Counterfeit pills that look like oxycodone or other prescription opioids, but actually contain black market fentanyl, are causing deaths nationwide, says a Drug Enforcement Administration report quoted by the Pittsburgh Post-Gazette. DEA estimates that the number of fentanyl-containing fake medicines reaching the U.S. at hundreds of thousands of doses. Fentanyl, along with heroin and prescription opioids, is widely blamed for the relentless rise in fatal overdoses nationwide, including 81 percent of the record 3,383 Pennsylvania drug deaths last year.
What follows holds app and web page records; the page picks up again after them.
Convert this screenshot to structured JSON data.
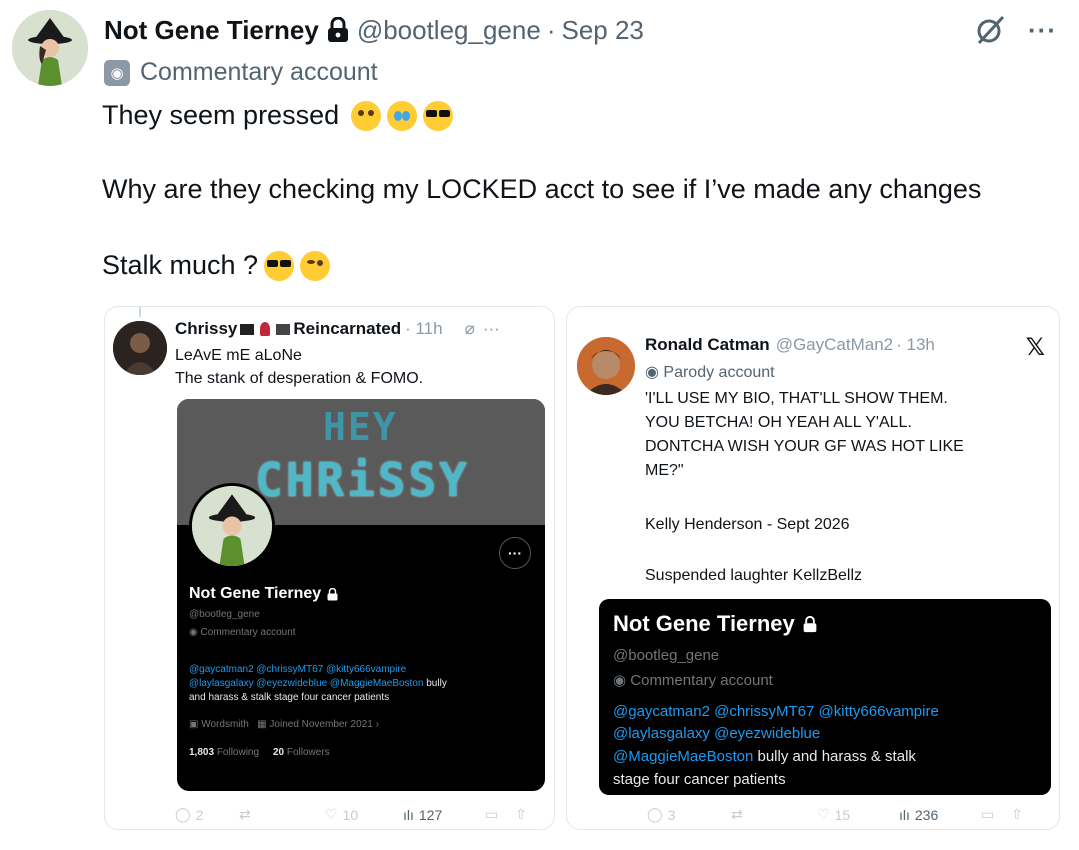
{
  "tweet": {
    "author_name": "Not Gene Tierney",
    "handle": "@bootleg_gene",
    "date": "Sep 23",
    "label": "Commentary account",
    "line1": "They seem pressed",
    "line2": "Why are they checking my LOCKED acct to see if I’ve made any changes",
    "line3": "Stalk much ?"
  },
  "left_card": {
    "name_part1": "Chrissy",
    "name_part2": "Reincarnated",
    "time": "· 11h",
    "line1": "LeAvE mE aLoNe",
    "line2": "The stank of desperation & FOMO.",
    "banner_line1": "HEY",
    "banner_line2": "CHRiSSY",
    "profile": {
      "name": "Not Gene Tierney",
      "handle": "@bootleg_gene",
      "label": "Commentary account",
      "mentions1": "@gaycatman2 @chrissyMT67 @kitty666vampire",
      "mentions2": "@laylasgalaxy @eyezwideblue @MaggieMaeBoston",
      "bio_tail": " bully",
      "bio_line2": "and harass & stalk stage four cancer patients",
      "work": "Wordsmith",
      "joined": "Joined November 2021",
      "following_count": "1,803",
      "following_label": "Following",
      "followers_count": "20",
      "followers_label": "Followers"
    },
    "actions": {
      "replies": "2",
      "reposts": "",
      "likes": "10",
      "views": "127"
    }
  },
  "right_card": {
    "name": "Ronald Catman",
    "handle": "@GayCatMan2",
    "time": "· 13h",
    "label": "Parody account",
    "text_lines": [
      "'I'LL USE MY BIO, THAT'LL SHOW THEM.",
      "YOU BETCHA! OH YEAH ALL Y'ALL.",
      "DONTCHA WISH YOUR GF WAS HOT LIKE",
      "ME?\""
    ],
    "line_kelly": "Kelly Henderson - Sept 2026",
    "line_suspended": "Suspended laughter KellzBellz",
    "profile": {
      "name": "Not Gene Tierney",
      "handle": "@bootleg_gene",
      "label": "Commentary account",
      "mentions1": "@gaycatman2 @chrissyMT67 @kitty666vampire",
      "mentions2": "@laylasgalaxy @eyezwideblue",
      "mentions3": "@MaggieMaeBoston",
      "bio_tail": " bully and harass & stalk",
      "bio_line2": "stage four cancer patients"
    },
    "actions": {
      "replies": "3",
      "reposts": "",
      "likes": "15",
      "views": "236"
    }
  },
  "icons": [
    "lock-icon",
    "grok-icon",
    "more-icon",
    "mask-icon",
    "x-logo-icon",
    "reply-icon",
    "repost-icon",
    "like-icon",
    "views-icon",
    "bookmark-icon",
    "share-icon"
  ]
}
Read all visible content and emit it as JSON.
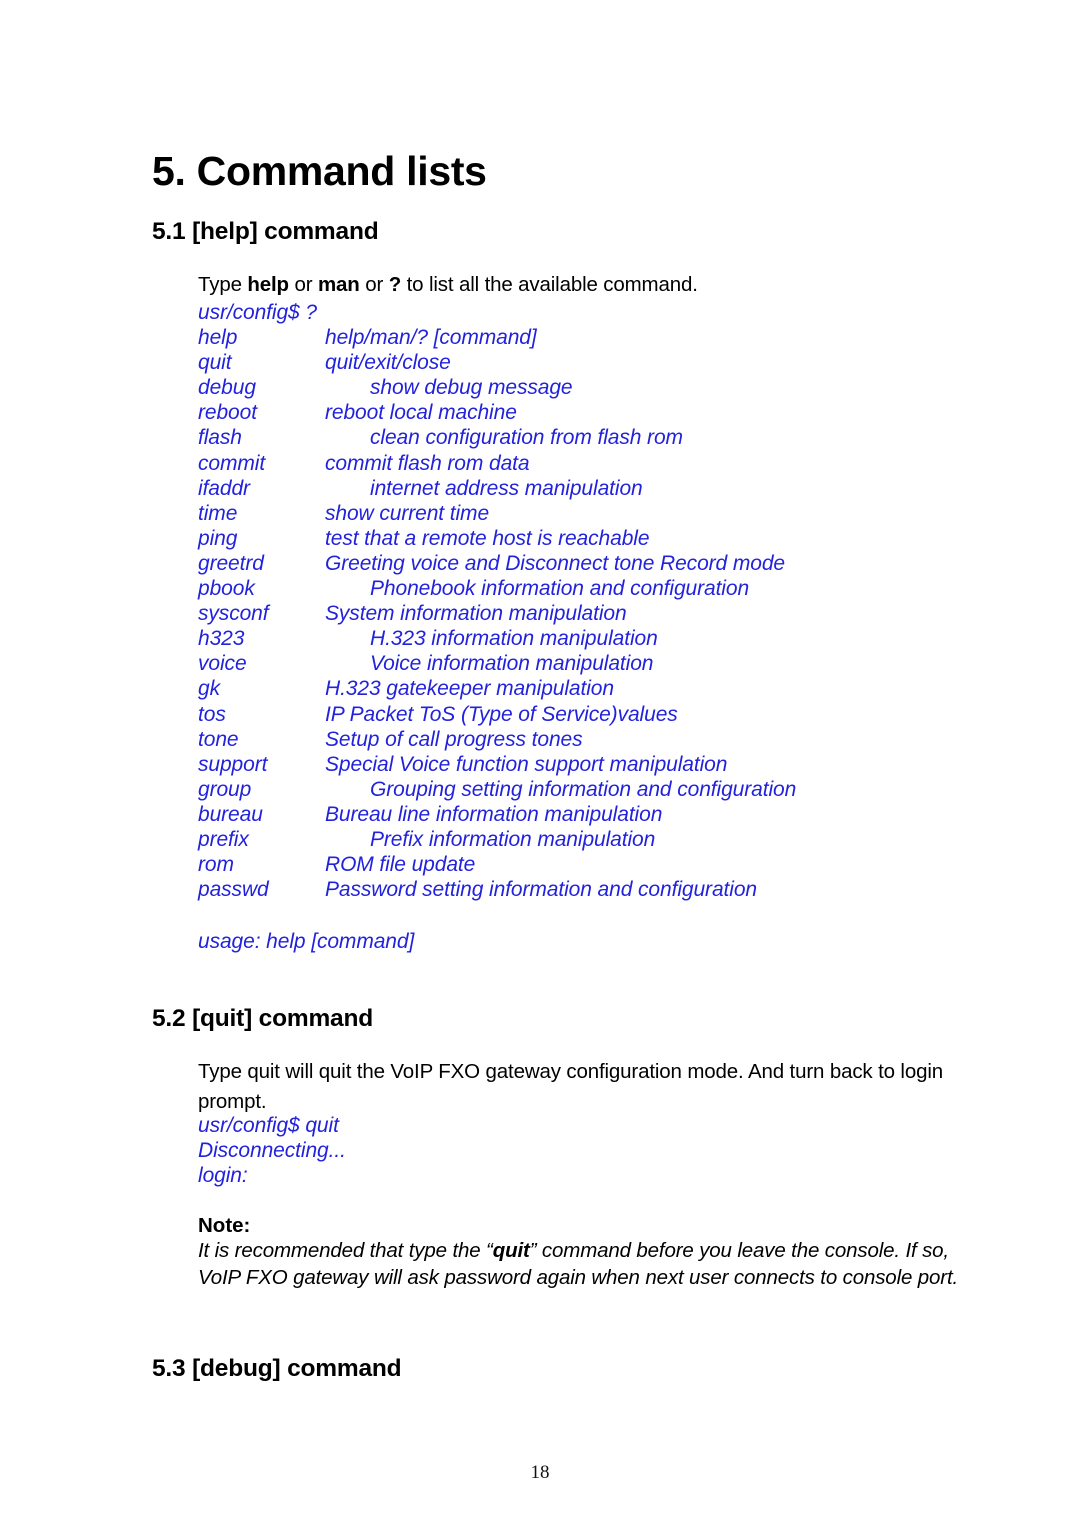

Fentanyl is a powerful painkiller. DEA blames labs in China for producing knock-off fentanyl, sold to drug trafficking groups throughout North America and sometimes mixed with heroin or put into pills. DEA says a few thousand dollars can get the traffickers a kilogram of fentanyl, enough to spike hundreds of thousands of pills that sell for millions of dollars. “The counterfeit pills often closely resemble the authentic medications they were designed to mimic, and the presence of fentanyl is only detected upon laboratory analysis,” DEA said.